In 2007, Chief Justice John G. Roberts appointed him to chair the Judicial Panel on Multidistrict Litigation, which works to identify complex cases in Federal courts across the country and centralize them for efficiency and consistency. In 2014, his final year as chairman, the cases that came before the panel accounted for 38% of the civil cases filed in the Federal system. In his characteristic fashion of always seeking to improve, he thoroughly modernized the panel's rules and procedures, resulting in streamlined procedures, increased accessibility and accountability, transparency of the process and amplified training for new and sitting judges presiding over such complex cases.
His vision of judicial service was not merely to decide cases, but to help hold together and, wherever possible, to improve a legal system already the envy of the entire world. His vision was always for improvement, transparency and efficiency on both sides of the process. He treated the arguments of each lawyer and each party with respect and taught his clerks to do so as well.
This kind, dedicated and respectful manner guided him in all he did. He took a special interest in sharing the joys and concerns of his family and others such as law clerks, colleagues considering life changes or young people furthering a passion such as a sport, college or graduate school or careers.
More than anything, the quality that most defined and informed him and his actions personally and professionally was that he loved life and the individuals he encountered. He had an ability to cut through a concern to its essential quality often not identified in the question brought before him. He saw promise and ability in others where some felt uncertainty and confusion in themselves. He inspired confidence with his insights and observations. His was a loving, observant, joyful and patient spirit who left us all better for having known him. How unique for such a wise and masterful judge to have lived in and out of the courtroom without making a judgmental or critical comment about another person.
Well done, good and faithful servant.
He was preceded in death by his father, Henry R. Heyburn, a prominent attorney, who was a founder of Brown Todd and Heyburn law firm (now Frost Brown Todd); politician, state senator, civic leader and World War II veteran, who earned both a Silver Star and a Bronze Star.
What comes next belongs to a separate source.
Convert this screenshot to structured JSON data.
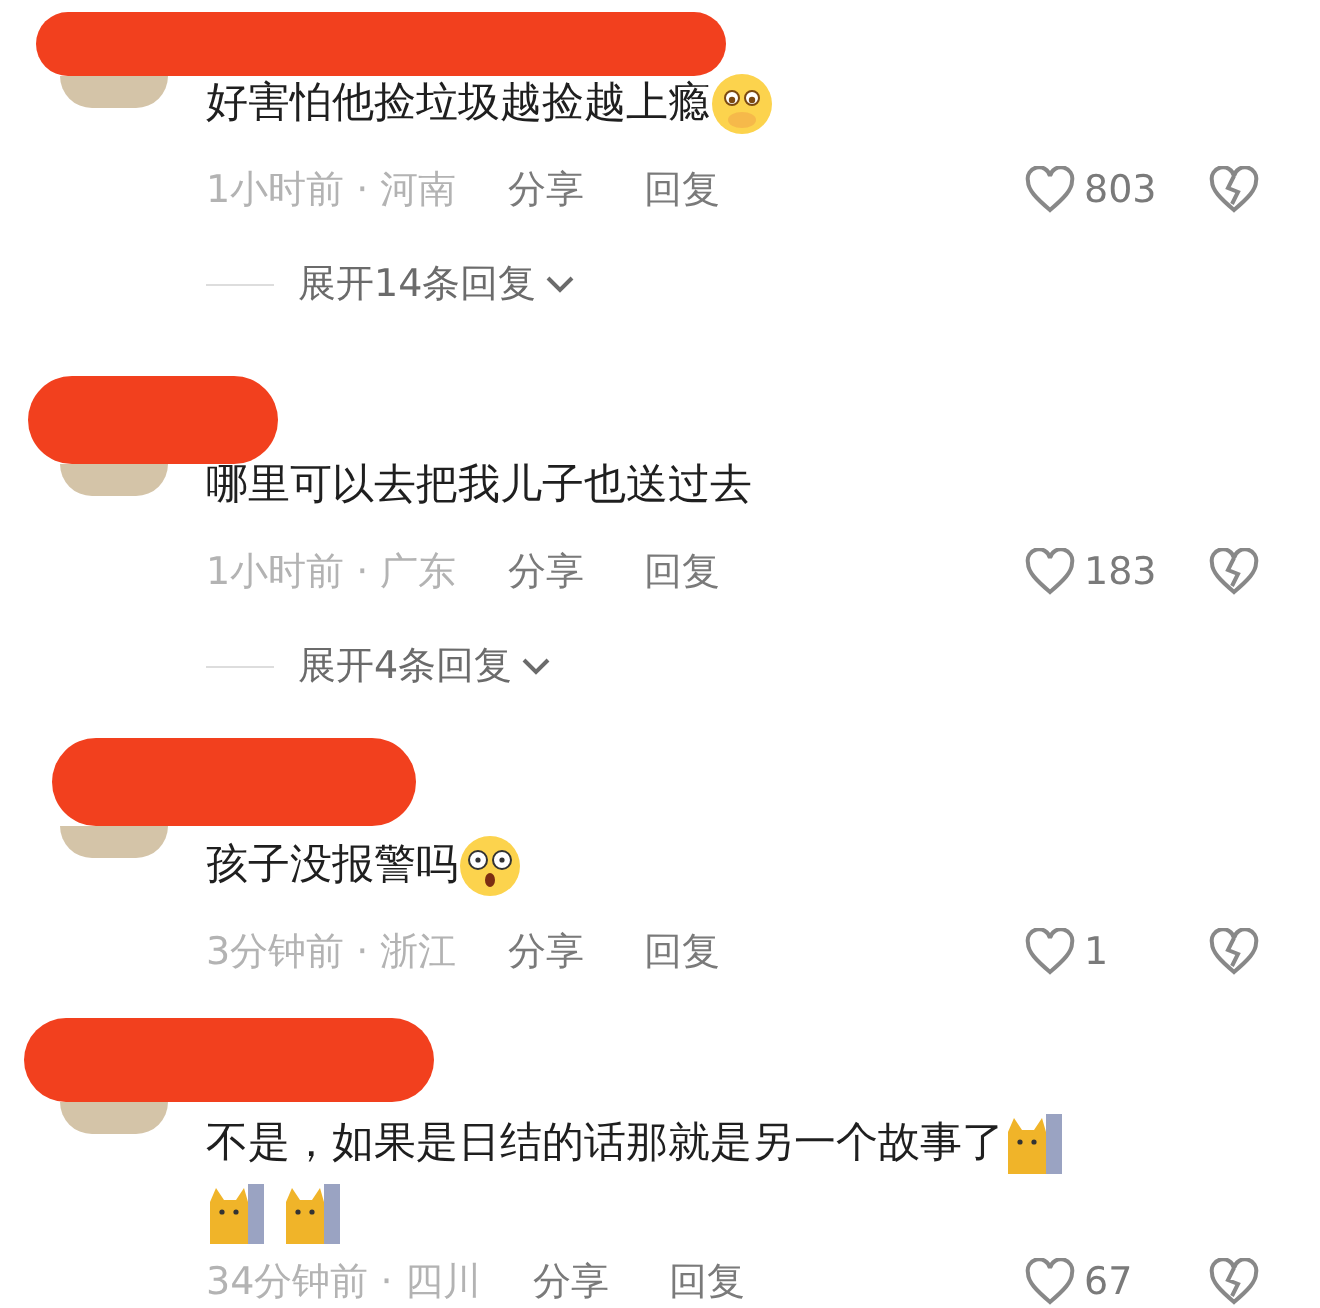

He is survived by the love of his life, anchor, partner and wings in the joys and relationships of life as well as the challenges, Dr. Martha Keeney Heyburn; two sons, William Arthur Heyburn of New York City, and John Hail Heyburn of Washington, D.C.; his mother, Frances Starks Heyburn; two brothers, Franklin Heyburn of Vermont and Henry (Alicia) Heyburn Jr. of Maine; a sister, Frannie Pistell, of Long Island; their children, his nieces and nephews, as well as his brothers-in-law and their sons, who are like brothers to his sons; and he is survived by all those he loved and mentored, and the institutions he served and worked to leave better than when he accepted the challenge of their leadership, which may be his living legacy.
A Celebration of His Life will be held at St. Francis in the Fields Episcopal Church, 6710 Wolf Pen Branch Road (at the corner of U.S. 42, near the Gene Snyder Freeway) at 10 a.m. Friday, May 8, with burial to follow at Cave Hill Cemetery.
A visitation will be offered at the church on Thursday, May 7, from 1 to 4 p.m. and 5 to 8 p.m.
In lieu of flowers, the family suggests contributions to Norton Cancer Institute, where gifts will be used to improve the care and outcomes of other Kentuckians battling cancer now and in the future, in care of Lynnie Meyer, Director of the Norton Healthcare Foundation, 234 E Gray St. #450, Louisville, KY 40202; (502) 629-8060.